### TASK BRIEF
What is the number of lines in the data below that contain "structured"? Answer with that number and no other words.

### RECORDS FOR THIS EXERCISE
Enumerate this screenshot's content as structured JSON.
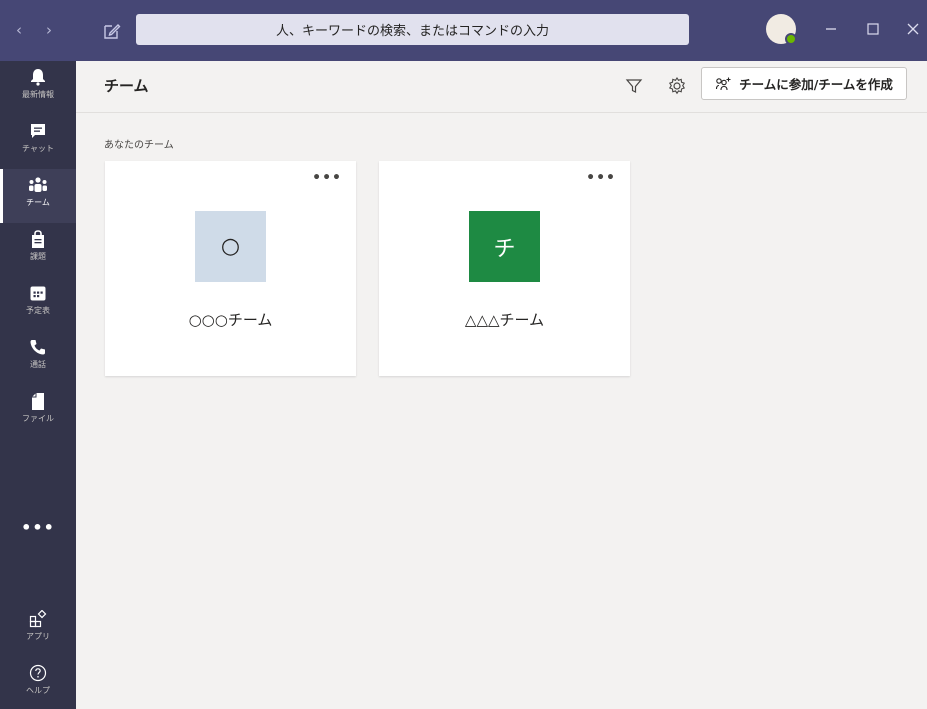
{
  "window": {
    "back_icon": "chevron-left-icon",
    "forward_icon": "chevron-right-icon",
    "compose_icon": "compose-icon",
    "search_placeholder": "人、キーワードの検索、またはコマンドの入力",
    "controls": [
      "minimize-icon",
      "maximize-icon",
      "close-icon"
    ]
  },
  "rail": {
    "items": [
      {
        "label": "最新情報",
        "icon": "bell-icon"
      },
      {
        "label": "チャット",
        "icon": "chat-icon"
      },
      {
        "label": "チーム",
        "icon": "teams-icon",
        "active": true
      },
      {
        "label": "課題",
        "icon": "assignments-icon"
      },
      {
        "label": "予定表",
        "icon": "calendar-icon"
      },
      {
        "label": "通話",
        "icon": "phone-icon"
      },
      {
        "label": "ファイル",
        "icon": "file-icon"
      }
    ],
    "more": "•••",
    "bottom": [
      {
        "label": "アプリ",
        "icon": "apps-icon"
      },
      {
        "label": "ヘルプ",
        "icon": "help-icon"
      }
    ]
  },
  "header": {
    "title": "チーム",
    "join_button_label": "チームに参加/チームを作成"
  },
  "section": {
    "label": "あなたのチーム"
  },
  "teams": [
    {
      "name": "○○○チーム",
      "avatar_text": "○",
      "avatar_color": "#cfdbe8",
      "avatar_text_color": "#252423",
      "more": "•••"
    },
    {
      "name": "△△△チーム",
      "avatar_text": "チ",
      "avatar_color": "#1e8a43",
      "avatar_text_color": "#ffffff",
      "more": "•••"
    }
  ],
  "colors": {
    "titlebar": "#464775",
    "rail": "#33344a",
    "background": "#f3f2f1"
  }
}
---
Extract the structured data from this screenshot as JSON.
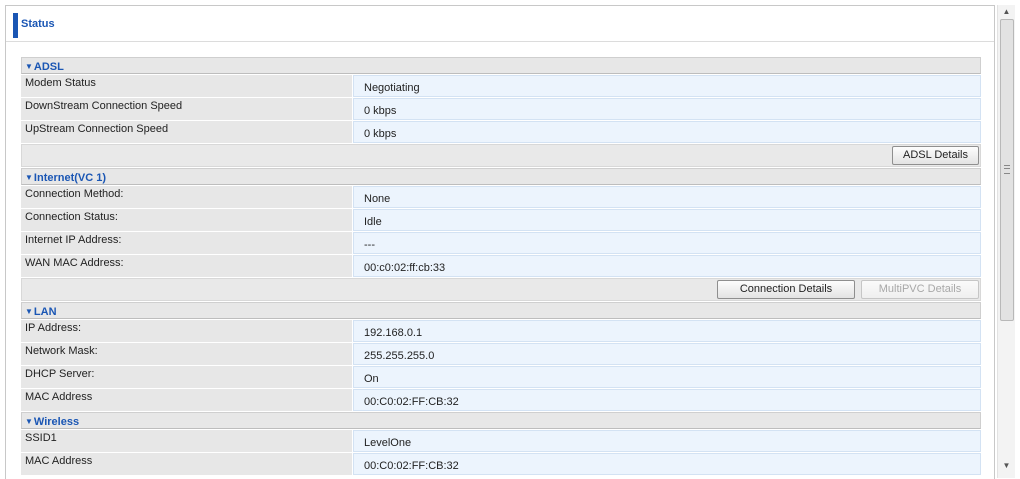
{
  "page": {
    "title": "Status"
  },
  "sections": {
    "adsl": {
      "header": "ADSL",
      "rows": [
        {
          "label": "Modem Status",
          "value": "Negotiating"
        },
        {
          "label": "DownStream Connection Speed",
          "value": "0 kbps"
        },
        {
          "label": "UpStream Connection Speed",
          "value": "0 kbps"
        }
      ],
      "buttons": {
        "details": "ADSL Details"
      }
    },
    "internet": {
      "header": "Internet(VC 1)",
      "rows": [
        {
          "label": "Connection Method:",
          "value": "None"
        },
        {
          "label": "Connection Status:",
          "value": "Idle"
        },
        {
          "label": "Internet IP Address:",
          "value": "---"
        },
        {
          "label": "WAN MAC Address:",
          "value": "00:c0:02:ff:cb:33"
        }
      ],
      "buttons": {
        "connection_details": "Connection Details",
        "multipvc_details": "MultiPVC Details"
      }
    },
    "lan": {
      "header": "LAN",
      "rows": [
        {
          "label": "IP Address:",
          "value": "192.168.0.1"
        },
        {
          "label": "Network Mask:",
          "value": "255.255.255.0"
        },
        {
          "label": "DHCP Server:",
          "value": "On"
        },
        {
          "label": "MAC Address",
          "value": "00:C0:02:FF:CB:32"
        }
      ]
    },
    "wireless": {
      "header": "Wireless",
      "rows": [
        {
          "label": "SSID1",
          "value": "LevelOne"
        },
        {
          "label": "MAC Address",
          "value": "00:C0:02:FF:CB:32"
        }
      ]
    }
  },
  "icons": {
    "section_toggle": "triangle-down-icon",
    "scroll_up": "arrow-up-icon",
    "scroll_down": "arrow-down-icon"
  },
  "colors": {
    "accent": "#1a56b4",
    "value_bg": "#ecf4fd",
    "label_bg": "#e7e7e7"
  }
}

### RESPONSE
2